(Collected data entries)
● ● ●
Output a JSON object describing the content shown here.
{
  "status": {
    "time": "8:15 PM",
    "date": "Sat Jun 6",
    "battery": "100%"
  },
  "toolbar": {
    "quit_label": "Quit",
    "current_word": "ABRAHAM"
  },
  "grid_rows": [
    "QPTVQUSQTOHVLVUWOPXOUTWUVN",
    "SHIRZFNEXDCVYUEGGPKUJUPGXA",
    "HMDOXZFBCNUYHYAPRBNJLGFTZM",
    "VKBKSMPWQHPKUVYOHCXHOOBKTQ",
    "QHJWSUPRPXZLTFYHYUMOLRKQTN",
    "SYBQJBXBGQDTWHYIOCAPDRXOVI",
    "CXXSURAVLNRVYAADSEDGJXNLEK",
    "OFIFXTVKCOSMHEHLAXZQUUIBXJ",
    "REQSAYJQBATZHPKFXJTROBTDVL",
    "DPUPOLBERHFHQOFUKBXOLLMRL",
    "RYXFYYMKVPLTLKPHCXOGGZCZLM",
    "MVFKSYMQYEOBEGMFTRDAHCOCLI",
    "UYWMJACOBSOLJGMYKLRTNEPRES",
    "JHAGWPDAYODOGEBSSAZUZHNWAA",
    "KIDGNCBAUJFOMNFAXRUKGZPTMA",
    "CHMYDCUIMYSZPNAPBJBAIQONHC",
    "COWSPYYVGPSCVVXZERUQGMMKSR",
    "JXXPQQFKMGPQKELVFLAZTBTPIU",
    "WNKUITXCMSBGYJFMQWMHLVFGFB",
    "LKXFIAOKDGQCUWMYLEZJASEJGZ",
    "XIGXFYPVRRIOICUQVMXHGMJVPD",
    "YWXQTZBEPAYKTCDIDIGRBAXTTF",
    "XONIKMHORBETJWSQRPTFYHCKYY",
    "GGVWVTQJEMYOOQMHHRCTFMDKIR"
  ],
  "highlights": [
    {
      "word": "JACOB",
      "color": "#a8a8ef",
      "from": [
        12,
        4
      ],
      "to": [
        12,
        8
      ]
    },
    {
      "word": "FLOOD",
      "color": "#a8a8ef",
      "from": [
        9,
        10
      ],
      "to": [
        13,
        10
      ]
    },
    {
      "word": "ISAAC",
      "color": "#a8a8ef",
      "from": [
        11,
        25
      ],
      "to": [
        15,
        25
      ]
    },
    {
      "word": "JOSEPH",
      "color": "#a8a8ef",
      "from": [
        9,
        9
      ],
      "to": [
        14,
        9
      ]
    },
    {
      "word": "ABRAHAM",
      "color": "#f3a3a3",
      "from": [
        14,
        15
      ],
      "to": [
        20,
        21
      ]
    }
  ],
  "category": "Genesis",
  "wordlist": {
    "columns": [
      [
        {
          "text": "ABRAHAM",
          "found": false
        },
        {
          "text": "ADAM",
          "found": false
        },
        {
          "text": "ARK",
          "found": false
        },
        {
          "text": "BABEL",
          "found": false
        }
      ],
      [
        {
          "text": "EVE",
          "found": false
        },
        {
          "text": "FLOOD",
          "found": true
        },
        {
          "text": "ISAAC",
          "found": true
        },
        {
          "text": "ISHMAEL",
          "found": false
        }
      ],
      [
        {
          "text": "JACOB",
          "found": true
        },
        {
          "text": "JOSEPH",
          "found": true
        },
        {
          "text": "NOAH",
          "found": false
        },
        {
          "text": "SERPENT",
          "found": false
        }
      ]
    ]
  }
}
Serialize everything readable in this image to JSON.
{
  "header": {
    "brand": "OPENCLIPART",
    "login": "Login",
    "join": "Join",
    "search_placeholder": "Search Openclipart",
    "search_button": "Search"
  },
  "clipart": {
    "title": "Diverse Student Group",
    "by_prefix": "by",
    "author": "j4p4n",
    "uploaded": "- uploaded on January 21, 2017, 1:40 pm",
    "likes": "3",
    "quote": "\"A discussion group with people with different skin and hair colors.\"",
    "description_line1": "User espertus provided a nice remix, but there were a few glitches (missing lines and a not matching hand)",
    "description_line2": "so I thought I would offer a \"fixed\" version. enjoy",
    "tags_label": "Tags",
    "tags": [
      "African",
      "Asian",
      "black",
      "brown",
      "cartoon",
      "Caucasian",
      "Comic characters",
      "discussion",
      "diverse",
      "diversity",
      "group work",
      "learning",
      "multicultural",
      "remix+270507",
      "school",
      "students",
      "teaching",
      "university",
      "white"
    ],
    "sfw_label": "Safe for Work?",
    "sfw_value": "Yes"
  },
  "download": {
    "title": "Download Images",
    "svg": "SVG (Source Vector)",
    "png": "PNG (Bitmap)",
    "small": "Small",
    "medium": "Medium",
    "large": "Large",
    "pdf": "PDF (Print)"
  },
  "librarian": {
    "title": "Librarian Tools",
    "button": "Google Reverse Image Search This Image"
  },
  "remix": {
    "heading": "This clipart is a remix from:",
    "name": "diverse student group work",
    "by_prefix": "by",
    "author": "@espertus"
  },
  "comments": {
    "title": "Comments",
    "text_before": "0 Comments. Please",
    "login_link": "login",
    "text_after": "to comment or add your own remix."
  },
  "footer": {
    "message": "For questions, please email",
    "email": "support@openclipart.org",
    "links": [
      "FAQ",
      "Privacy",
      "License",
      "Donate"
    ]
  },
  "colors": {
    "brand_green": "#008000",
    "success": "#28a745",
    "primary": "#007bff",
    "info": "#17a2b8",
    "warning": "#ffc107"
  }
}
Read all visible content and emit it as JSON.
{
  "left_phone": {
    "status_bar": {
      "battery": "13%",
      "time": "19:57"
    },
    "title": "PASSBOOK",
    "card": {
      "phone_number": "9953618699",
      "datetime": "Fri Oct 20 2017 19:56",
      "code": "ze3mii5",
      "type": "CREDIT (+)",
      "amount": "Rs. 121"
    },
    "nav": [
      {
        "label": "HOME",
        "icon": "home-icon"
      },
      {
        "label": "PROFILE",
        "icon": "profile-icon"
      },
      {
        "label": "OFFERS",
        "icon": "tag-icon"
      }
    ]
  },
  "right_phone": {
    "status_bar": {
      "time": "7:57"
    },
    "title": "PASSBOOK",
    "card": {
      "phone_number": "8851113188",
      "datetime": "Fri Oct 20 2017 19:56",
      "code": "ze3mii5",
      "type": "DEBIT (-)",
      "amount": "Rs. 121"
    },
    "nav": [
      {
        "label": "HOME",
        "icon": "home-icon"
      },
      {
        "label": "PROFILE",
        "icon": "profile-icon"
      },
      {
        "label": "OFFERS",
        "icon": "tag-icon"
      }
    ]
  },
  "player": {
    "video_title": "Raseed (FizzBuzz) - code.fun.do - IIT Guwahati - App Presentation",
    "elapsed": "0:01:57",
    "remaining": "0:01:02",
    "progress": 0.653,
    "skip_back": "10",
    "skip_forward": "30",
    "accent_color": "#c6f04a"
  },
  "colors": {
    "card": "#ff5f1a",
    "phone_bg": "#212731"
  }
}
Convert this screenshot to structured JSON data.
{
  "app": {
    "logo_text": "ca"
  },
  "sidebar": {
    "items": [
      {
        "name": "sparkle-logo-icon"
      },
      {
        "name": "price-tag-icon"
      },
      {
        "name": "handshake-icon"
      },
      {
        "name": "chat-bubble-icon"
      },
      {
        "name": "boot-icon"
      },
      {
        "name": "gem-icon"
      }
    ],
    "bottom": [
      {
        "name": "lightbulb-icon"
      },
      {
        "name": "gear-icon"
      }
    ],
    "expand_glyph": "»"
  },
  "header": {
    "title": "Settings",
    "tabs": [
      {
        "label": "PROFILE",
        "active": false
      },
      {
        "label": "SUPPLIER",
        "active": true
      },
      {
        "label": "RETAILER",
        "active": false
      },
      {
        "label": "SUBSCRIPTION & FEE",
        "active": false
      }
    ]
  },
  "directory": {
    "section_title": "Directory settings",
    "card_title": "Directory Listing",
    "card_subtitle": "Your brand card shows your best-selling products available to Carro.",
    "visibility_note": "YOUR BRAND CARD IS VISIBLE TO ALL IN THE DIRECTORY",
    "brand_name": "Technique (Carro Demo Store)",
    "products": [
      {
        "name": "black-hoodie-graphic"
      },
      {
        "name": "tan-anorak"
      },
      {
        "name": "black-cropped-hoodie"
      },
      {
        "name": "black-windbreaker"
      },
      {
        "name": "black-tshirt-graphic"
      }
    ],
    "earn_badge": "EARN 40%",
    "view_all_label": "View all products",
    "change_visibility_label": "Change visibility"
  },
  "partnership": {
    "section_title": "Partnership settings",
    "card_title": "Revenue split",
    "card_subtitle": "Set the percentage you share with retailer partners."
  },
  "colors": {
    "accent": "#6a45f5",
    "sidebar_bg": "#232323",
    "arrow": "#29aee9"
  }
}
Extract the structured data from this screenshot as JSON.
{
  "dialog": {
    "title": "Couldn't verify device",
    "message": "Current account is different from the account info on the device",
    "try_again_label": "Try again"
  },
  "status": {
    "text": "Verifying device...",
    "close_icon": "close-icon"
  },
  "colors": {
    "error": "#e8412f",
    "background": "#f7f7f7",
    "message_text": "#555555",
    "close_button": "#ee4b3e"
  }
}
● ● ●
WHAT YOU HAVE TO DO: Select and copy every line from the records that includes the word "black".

RESPONSE TO THIS TASK:
      "black",
        "name": "black-hoodie-graphic"
        "name": "black-cropped-hoodie"
        "name": "black-windbreaker"
        "name": "black-tshirt-graphic"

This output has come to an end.